▽

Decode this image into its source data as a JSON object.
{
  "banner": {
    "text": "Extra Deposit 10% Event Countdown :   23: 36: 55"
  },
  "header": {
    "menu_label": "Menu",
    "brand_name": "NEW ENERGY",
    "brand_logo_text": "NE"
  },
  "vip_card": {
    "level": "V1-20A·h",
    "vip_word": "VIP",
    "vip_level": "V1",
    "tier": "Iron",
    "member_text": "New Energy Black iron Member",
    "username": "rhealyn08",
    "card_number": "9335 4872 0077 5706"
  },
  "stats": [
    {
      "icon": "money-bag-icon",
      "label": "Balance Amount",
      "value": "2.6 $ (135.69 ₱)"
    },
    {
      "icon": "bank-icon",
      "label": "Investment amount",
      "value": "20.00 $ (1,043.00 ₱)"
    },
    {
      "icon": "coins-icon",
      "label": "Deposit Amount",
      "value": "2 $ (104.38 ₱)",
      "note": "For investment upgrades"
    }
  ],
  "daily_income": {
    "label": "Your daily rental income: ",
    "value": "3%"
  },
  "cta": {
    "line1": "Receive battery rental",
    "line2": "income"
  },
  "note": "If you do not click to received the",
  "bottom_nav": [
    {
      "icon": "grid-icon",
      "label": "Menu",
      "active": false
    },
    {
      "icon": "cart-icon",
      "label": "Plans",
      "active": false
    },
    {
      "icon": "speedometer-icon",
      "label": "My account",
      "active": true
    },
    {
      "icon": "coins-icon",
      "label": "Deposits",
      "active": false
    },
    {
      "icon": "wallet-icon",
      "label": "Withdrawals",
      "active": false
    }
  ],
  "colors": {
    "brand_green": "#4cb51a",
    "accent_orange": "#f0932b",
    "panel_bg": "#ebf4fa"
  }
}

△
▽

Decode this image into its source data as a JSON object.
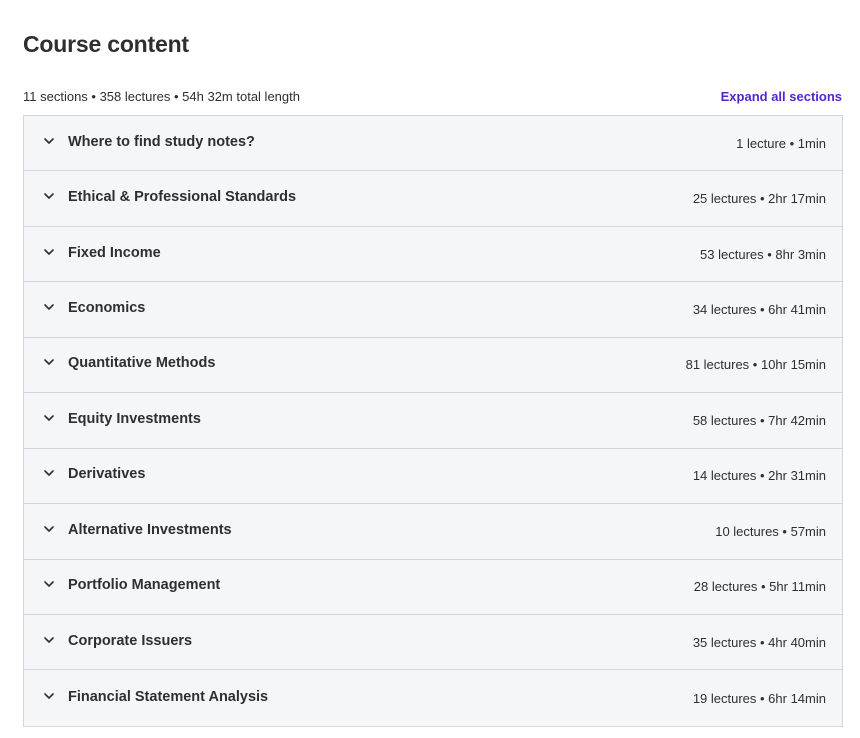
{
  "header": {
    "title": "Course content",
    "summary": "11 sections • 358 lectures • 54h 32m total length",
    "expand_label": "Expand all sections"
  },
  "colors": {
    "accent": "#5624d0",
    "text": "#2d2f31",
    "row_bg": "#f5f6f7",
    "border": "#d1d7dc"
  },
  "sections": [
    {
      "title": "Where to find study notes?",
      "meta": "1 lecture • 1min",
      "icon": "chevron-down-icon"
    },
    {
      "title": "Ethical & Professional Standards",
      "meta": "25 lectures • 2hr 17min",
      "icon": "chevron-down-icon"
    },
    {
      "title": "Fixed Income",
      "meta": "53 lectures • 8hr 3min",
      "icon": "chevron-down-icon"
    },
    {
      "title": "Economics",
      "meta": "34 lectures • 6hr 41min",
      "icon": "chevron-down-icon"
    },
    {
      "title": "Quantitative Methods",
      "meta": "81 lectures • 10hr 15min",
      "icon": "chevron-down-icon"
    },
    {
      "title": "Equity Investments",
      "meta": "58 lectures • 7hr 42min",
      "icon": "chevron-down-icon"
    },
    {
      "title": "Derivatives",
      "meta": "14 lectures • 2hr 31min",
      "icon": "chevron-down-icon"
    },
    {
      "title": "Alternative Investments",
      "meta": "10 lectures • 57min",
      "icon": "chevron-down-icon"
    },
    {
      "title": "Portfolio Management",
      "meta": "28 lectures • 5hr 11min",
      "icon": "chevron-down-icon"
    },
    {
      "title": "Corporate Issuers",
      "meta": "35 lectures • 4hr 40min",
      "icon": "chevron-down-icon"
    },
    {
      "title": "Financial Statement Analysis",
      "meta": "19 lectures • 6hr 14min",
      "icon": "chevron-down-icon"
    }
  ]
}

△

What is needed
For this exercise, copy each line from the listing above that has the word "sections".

Answer area
    "summary": "11 sections • 358 lectures • 54h 32m total length",
    "expand_label": "Expand all sections"
  "sections": [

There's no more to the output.